> [SUPPLIED INFORMATION]
=======

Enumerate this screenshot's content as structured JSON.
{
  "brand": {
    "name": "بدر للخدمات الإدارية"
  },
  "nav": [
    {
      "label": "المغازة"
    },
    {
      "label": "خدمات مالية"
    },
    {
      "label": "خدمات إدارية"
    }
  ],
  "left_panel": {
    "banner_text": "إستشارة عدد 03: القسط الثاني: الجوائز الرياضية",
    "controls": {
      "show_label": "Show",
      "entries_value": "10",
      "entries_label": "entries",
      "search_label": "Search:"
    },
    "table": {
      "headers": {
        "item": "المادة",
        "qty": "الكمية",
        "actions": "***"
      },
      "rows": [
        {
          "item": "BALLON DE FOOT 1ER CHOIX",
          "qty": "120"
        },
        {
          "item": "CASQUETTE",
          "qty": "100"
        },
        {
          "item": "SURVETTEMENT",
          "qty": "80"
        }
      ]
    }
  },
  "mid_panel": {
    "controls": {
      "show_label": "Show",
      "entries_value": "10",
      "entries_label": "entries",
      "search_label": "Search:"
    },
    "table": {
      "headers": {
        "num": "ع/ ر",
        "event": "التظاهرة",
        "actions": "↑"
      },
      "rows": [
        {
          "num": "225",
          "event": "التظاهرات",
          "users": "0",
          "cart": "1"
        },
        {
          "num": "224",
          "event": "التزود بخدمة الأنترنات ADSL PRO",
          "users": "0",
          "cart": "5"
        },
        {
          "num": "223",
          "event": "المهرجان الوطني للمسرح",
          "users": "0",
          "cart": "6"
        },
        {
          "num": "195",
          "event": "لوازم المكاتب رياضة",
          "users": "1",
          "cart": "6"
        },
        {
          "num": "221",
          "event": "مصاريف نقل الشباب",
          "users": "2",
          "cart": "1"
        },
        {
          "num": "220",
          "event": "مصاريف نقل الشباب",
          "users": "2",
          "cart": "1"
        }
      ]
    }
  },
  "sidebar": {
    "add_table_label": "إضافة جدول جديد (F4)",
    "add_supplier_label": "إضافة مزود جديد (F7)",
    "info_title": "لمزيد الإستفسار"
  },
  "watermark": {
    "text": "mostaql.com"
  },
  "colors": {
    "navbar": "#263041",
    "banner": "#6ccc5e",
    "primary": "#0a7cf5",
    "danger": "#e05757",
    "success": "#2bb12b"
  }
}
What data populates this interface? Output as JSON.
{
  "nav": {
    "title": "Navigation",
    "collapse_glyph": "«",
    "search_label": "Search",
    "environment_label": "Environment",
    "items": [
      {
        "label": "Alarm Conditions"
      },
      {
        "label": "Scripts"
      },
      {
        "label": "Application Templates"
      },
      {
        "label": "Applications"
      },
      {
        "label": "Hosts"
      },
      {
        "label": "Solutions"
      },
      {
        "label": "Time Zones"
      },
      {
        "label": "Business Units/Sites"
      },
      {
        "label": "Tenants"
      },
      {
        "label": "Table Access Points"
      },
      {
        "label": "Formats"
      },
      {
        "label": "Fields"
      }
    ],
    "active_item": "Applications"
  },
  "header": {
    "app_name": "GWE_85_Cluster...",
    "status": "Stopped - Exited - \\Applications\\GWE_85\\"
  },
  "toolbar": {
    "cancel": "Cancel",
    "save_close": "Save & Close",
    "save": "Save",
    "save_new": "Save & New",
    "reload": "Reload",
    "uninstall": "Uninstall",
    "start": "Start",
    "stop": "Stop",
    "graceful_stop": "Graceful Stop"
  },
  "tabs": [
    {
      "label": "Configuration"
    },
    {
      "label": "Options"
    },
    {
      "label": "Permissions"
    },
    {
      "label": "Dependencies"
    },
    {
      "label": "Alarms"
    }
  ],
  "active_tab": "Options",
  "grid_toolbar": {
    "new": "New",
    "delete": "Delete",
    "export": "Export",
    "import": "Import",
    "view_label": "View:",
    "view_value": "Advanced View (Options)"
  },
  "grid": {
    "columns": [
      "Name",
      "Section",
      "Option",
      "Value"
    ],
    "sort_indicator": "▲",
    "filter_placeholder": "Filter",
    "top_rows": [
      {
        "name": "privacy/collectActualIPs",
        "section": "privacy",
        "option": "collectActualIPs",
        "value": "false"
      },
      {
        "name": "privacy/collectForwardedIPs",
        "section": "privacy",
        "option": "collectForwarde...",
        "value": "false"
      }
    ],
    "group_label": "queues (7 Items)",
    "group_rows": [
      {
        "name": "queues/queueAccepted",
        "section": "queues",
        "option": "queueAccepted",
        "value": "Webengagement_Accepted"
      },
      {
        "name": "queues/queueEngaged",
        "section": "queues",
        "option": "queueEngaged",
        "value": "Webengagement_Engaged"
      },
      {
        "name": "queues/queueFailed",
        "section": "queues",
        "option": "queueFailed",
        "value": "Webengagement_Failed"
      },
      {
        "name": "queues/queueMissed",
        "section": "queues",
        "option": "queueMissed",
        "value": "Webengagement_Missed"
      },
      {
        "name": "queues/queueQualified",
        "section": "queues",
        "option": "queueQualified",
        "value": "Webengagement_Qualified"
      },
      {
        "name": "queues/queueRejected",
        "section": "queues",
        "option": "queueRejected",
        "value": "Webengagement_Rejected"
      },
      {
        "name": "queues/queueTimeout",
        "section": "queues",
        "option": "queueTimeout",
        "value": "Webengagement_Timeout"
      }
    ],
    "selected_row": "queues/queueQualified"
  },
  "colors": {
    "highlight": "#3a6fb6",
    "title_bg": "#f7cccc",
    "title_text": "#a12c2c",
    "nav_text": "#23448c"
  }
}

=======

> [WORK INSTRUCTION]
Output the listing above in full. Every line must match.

> [RESULT FOR THIS EXERCISE]
Enumerate this screenshot's content as structured JSON.
{
  "brand": {
    "name": "بدر للخدمات الإدارية"
  },
  "nav": [
    {
      "label": "المغازة"
    },
    {
      "label": "خدمات مالية"
    },
    {
      "label": "خدمات إدارية"
    }
  ],
  "left_panel": {
    "banner_text": "إستشارة عدد 03: القسط الثاني: الجوائز الرياضية",
    "controls": {
      "show_label": "Show",
      "entries_value": "10",
      "entries_label": "entries",
      "search_label": "Search:"
    },
    "table": {
      "headers": {
        "item": "المادة",
        "qty": "الكمية",
        "actions": "***"
      },
      "rows": [
        {
          "item": "BALLON DE FOOT 1ER CHOIX",
          "qty": "120"
        },
        {
          "item": "CASQUETTE",
          "qty": "100"
        },
        {
          "item": "SURVETTEMENT",
          "qty": "80"
        }
      ]
    }
  },
  "mid_panel": {
    "controls": {
      "show_label": "Show",
      "entries_value": "10",
      "entries_label": "entries",
      "search_label": "Search:"
    },
    "table": {
      "headers": {
        "num": "ع/ ر",
        "event": "التظاهرة",
        "actions": "↑"
      },
      "rows": [
        {
          "num": "225",
          "event": "التظاهرات",
          "users": "0",
          "cart": "1"
        },
        {
          "num": "224",
          "event": "التزود بخدمة الأنترنات ADSL PRO",
          "users": "0",
          "cart": "5"
        },
        {
          "num": "223",
          "event": "المهرجان الوطني للمسرح",
          "users": "0",
          "cart": "6"
        },
        {
          "num": "195",
          "event": "لوازم المكاتب رياضة",
          "users": "1",
          "cart": "6"
        },
        {
          "num": "221",
          "event": "مصاريف نقل الشباب",
          "users": "2",
          "cart": "1"
        },
        {
          "num": "220",
          "event": "مصاريف نقل الشباب",
          "users": "2",
          "cart": "1"
        }
      ]
    }
  },
  "sidebar": {
    "add_table_label": "إضافة جدول جديد (F4)",
    "add_supplier_label": "إضافة مزود جديد (F7)",
    "info_title": "لمزيد الإستفسار"
  },
  "watermark": {
    "text": "mostaql.com"
  },
  "colors": {
    "navbar": "#263041",
    "banner": "#6ccc5e",
    "primary": "#0a7cf5",
    "danger": "#e05757",
    "success": "#2bb12b"
  }
}
What data populates this interface? Output as JSON.
{
  "nav": {
    "title": "Navigation",
    "collapse_glyph": "«",
    "search_label": "Search",
    "environment_label": "Environment",
    "items": [
      {
        "label": "Alarm Conditions"
      },
      {
        "label": "Scripts"
      },
      {
        "label": "Application Templates"
      },
      {
        "label": "Applications"
      },
      {
        "label": "Hosts"
      },
      {
        "label": "Solutions"
      },
      {
        "label": "Time Zones"
      },
      {
        "label": "Business Units/Sites"
      },
      {
        "label": "Tenants"
      },
      {
        "label": "Table Access Points"
      },
      {
        "label": "Formats"
      },
      {
        "label": "Fields"
      }
    ],
    "active_item": "Applications"
  },
  "header": {
    "app_name": "GWE_85_Cluster...",
    "status": "Stopped - Exited - \\Applications\\GWE_85\\"
  },
  "toolbar": {
    "cancel": "Cancel",
    "save_close": "Save & Close",
    "save": "Save",
    "save_new": "Save & New",
    "reload": "Reload",
    "uninstall": "Uninstall",
    "start": "Start",
    "stop": "Stop",
    "graceful_stop": "Graceful Stop"
  },
  "tabs": [
    {
      "label": "Configuration"
    },
    {
      "label": "Options"
    },
    {
      "label": "Permissions"
    },
    {
      "label": "Dependencies"
    },
    {
      "label": "Alarms"
    }
  ],
  "active_tab": "Options",
  "grid_toolbar": {
    "new": "New",
    "delete": "Delete",
    "export": "Export",
    "import": "Import",
    "view_label": "View:",
    "view_value": "Advanced View (Options)"
  },
  "grid": {
    "columns": [
      "Name",
      "Section",
      "Option",
      "Value"
    ],
    "sort_indicator": "▲",
    "filter_placeholder": "Filter",
    "top_rows": [
      {
        "name": "privacy/collectActualIPs",
        "section": "privacy",
        "option": "collectActualIPs",
        "value": "false"
      },
      {
        "name": "privacy/collectForwardedIPs",
        "section": "privacy",
        "option": "collectForwarde...",
        "value": "false"
      }
    ],
    "group_label": "queues (7 Items)",
    "group_rows": [
      {
        "name": "queues/queueAccepted",
        "section": "queues",
        "option": "queueAccepted",
        "value": "Webengagement_Accepted"
      },
      {
        "name": "queues/queueEngaged",
        "section": "queues",
        "option": "queueEngaged",
        "value": "Webengagement_Engaged"
      },
      {
        "name": "queues/queueFailed",
        "section": "queues",
        "option": "queueFailed",
        "value": "Webengagement_Failed"
      },
      {
        "name": "queues/queueMissed",
        "section": "queues",
        "option": "queueMissed",
        "value": "Webengagement_Missed"
      },
      {
        "name": "queues/queueQualified",
        "section": "queues",
        "option": "queueQualified",
        "value": "Webengagement_Qualified"
      },
      {
        "name": "queues/queueRejected",
        "section": "queues",
        "option": "queueRejected",
        "value": "Webengagement_Rejected"
      },
      {
        "name": "queues/queueTimeout",
        "section": "queues",
        "option": "queueTimeout",
        "value": "Webengagement_Timeout"
      }
    ],
    "selected_row": "queues/queueQualified"
  },
  "colors": {
    "highlight": "#3a6fb6",
    "title_bg": "#f7cccc",
    "title_text": "#a12c2c",
    "nav_text": "#23448c"
  }
}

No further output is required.